Sign In Forgot Password

Sh'lach 13:1 - 15:41

Dear Friends,

Here we are at that famous moment where what you see depends on where you stand, and whether you are motivated by fear of the unknown or hope for the future. I am referring to this week’s Torah portion.

We continue reading the stories contained in the book of Bamidbar (In the Wilderness) that give us a glimpse into the Israelite journey. This week’s Torah portion is Sh'lach (Numbers 13:1 - 15:41). It tells the story of the twelve chieftains sent out by Moses to spy out the land. Caleb and Joshua saw one thing and the rest reacted more than they observed. Interestingly, the Torah portion only gives us a report of how what they saw made them feel; ten of the twelve felt like grasshoppers compared to those lived in the land.

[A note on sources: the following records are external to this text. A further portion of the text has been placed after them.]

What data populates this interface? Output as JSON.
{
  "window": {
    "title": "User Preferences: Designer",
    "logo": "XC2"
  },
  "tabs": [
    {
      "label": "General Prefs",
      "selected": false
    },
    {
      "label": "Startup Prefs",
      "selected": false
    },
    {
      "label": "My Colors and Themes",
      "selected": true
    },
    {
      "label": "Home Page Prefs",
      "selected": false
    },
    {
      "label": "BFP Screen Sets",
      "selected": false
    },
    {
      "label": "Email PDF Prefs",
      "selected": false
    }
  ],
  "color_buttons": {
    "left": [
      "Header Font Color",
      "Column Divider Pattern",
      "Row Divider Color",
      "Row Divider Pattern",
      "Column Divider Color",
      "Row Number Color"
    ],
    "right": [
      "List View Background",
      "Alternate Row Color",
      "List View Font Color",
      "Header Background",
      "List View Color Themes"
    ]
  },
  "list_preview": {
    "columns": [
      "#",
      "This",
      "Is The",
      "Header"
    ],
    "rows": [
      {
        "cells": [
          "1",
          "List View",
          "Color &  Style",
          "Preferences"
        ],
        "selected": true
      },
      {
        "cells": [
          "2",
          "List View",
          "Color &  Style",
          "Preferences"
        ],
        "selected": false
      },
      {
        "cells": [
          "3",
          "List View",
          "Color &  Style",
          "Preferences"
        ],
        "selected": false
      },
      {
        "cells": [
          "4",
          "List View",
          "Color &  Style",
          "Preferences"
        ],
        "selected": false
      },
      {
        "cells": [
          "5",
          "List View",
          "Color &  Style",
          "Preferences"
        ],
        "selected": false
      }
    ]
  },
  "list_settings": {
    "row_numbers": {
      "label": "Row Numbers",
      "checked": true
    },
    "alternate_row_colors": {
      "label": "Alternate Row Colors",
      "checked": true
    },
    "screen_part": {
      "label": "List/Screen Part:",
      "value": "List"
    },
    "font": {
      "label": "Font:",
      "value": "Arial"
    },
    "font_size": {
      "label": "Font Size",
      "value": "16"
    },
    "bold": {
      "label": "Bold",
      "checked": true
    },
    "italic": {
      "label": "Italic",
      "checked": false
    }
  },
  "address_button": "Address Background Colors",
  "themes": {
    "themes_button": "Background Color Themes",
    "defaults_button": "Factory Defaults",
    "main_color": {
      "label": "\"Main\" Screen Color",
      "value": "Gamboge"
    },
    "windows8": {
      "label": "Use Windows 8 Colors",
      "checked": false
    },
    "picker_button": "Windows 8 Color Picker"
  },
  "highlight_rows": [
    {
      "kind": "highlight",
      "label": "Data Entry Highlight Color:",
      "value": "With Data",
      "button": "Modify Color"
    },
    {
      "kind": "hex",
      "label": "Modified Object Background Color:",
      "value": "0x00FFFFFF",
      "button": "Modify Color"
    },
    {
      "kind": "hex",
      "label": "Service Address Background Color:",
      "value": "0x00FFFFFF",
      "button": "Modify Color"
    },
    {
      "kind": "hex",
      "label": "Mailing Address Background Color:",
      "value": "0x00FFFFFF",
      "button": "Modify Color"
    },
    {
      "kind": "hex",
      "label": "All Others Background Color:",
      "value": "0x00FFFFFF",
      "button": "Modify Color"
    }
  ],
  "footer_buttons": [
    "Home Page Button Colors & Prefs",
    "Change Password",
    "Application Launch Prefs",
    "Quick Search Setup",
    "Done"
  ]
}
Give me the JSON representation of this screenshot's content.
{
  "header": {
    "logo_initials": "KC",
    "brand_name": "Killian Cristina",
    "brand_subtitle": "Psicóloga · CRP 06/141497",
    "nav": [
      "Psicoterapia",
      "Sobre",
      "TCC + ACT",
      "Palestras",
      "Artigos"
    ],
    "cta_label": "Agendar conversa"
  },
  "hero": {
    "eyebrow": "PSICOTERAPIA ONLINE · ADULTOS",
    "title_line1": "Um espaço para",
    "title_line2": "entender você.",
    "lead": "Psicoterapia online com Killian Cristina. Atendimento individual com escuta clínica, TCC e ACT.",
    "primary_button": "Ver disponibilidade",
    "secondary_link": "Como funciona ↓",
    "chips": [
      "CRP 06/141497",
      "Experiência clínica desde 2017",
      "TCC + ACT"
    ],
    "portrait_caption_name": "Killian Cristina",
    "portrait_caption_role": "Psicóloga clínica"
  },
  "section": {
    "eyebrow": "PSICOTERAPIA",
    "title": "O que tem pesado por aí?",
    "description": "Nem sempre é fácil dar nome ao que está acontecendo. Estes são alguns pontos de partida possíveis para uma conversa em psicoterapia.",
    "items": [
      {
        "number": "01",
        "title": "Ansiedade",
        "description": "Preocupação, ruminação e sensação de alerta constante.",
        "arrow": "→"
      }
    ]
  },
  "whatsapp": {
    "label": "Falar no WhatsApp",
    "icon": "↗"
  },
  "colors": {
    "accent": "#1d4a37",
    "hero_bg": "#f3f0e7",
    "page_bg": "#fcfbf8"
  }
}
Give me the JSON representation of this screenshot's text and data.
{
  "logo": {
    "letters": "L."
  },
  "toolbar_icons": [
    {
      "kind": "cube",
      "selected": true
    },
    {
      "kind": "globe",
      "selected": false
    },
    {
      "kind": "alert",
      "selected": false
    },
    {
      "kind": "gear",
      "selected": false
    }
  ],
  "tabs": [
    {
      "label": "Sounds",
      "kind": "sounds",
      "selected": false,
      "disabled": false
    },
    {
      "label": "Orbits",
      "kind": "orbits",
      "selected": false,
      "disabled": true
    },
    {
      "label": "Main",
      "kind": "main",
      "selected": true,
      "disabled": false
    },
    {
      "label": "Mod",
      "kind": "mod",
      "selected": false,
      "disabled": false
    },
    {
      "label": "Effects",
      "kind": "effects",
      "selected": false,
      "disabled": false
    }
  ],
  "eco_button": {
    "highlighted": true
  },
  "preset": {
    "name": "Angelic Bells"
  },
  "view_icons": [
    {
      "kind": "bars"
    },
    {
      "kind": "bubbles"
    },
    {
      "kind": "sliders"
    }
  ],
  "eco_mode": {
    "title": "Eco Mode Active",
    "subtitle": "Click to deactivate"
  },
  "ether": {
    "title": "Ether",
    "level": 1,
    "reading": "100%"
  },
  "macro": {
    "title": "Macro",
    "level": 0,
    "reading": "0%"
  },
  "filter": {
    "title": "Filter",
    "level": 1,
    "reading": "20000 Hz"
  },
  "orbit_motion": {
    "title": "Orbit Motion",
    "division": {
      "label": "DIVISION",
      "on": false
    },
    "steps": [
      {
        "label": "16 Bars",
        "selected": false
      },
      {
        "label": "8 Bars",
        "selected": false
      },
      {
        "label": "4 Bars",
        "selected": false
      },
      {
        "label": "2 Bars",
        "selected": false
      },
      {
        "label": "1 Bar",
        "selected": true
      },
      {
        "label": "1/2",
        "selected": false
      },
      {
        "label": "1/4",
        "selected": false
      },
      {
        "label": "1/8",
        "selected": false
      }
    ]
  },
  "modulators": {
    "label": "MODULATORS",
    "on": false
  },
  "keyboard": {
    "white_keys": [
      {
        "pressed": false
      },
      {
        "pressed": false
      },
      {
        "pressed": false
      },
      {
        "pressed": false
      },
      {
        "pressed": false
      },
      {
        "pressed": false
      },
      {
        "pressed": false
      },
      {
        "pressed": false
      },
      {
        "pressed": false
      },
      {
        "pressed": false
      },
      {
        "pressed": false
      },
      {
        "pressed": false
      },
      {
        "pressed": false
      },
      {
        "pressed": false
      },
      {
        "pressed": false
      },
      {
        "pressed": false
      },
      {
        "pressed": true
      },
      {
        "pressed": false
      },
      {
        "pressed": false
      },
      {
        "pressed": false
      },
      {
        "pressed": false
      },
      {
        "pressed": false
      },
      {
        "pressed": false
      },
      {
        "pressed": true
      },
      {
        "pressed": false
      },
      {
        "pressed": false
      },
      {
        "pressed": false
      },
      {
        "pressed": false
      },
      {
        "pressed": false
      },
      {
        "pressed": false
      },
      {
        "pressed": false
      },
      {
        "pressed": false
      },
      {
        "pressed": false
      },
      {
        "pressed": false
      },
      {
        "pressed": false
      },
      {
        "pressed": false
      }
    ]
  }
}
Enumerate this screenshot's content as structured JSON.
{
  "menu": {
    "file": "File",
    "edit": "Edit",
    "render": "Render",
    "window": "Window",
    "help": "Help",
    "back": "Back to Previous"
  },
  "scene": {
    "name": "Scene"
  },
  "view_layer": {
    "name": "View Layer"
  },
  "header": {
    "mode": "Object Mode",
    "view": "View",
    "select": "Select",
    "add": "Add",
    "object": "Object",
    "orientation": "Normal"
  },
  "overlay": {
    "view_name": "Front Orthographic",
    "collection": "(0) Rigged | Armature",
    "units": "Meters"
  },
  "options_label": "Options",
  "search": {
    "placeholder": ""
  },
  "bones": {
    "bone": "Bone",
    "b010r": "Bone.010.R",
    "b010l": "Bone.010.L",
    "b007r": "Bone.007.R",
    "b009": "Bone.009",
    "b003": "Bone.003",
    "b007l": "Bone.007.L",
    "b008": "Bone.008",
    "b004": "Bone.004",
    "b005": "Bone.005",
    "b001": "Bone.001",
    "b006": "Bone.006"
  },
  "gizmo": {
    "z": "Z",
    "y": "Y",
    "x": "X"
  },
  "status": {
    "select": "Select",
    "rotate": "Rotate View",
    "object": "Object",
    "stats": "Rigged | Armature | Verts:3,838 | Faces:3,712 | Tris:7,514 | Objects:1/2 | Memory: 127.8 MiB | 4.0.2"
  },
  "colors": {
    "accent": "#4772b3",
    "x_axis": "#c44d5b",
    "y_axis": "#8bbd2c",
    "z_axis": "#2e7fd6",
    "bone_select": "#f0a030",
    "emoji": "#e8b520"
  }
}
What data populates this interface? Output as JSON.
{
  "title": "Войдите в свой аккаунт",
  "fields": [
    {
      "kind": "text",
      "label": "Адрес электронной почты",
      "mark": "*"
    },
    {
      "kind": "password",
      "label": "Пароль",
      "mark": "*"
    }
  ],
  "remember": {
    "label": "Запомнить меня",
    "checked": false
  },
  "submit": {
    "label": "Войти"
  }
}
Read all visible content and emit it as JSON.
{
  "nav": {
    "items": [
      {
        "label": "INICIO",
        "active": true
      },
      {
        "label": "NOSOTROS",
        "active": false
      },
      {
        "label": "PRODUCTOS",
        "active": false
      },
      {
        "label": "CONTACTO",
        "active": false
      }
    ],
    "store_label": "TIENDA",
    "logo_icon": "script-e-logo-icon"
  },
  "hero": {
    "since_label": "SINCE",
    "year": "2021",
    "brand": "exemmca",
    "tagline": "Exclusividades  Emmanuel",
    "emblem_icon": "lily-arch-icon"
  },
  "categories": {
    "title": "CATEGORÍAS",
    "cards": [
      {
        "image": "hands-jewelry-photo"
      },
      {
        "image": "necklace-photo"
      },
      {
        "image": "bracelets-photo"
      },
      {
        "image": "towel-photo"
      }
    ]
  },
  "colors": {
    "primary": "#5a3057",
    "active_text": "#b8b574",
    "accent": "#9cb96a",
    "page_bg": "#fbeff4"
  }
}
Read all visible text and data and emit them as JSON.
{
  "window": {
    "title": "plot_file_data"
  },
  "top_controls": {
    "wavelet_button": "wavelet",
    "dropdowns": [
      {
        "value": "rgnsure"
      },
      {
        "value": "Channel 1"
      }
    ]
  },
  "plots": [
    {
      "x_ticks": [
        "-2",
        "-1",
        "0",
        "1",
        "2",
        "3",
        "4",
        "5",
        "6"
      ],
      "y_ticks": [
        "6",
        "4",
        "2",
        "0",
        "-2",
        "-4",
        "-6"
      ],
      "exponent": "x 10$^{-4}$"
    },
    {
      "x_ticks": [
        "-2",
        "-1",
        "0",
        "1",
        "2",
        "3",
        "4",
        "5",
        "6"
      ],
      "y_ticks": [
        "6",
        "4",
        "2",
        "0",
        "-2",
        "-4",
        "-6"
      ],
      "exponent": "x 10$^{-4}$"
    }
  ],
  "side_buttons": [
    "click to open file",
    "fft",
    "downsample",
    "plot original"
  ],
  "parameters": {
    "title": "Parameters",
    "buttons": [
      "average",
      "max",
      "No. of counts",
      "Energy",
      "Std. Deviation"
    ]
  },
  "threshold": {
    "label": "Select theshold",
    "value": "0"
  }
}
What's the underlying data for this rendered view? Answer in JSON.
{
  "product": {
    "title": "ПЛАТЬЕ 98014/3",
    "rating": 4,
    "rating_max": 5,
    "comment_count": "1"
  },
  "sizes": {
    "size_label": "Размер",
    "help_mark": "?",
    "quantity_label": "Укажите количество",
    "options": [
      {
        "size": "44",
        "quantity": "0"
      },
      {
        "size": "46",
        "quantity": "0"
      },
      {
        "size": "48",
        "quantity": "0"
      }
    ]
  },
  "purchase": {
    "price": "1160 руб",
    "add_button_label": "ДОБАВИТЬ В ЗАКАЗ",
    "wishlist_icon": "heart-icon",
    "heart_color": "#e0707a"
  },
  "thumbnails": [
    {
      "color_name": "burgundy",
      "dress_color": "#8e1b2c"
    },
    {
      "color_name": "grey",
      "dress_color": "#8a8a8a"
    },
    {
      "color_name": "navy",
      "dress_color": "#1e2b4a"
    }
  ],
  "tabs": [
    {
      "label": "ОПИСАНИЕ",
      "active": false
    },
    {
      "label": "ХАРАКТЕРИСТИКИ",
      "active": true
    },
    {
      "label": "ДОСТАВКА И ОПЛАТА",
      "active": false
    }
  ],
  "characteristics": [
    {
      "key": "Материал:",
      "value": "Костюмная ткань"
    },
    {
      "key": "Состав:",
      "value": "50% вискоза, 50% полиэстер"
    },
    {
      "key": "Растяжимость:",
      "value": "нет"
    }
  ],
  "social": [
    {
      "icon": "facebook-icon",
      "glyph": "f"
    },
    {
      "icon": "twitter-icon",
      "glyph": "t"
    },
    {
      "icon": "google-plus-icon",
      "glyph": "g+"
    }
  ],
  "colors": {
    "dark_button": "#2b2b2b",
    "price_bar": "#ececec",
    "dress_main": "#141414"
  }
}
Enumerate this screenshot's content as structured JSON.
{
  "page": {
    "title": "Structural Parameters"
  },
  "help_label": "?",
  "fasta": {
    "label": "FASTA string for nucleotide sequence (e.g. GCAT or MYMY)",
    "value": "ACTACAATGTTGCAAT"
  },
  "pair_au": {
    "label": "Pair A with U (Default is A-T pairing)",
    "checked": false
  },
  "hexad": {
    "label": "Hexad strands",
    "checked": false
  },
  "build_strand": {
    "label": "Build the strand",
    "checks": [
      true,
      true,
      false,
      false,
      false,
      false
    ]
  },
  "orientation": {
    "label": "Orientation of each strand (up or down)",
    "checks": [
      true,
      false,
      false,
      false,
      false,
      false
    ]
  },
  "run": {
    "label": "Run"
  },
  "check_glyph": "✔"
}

Rabbi Asher Lopatin ascribes their response to groupthink and the dangers thereof. It is because of their response that the people are told they will wander in the wilderness for forty years and that only Caleb and Joshua will be able to enter the promised land.This Torah portion goes from the people almost being destroyed, with Moses standing up for them and averting their destruction to an injunction by the Divine telling the Israelites that when they get to the land they must make sure there are foreigners and converts in their midst, all abiding by the same law -- a full part of society.

If ever there was a moment when this injunction needs to resonate with us, it is now. Through diversity, the people will then be better insulated from the groupthink that grips them in the sin of the spies. Diversity and difference is the key to survival; homogeneity is a recipe for the downfall of a society. Without question, the Book of Bamidbar is a text for today. We too are in the wilderness, not having a clear sense of where things will end. The choice of how to engage in this moment is ours.

Parashat Sh’lach is a warning about the dangers of too much unity of thought and of fear of moving forward. Let us work on coming together and be reminded that we too were once slaves and strangers in a strange land.

The Torah portion concludes with the following injunction:

Adonai said to Moses as follows: Speak to the people of Israel and tell them to make for themselves fringes, tzitzit, on the corners of their garments throughout their generations; let them attach a cord of blue to the fringe at each corner. That shall be your fringe; look at it and recall all of Adonai’s commandments and observe them so that you do not follow your heart and eyes and be seduced or led astray. Thus you shall be reminded to observe all My commandments and to be holy to your God. I, Adonai, am your God, who brought you out of the land of Egypt to be your God: I, Adonai your God. (Numbers 15:37-41)

B’shalom,

Tue, August 4 2020 14 Av 5780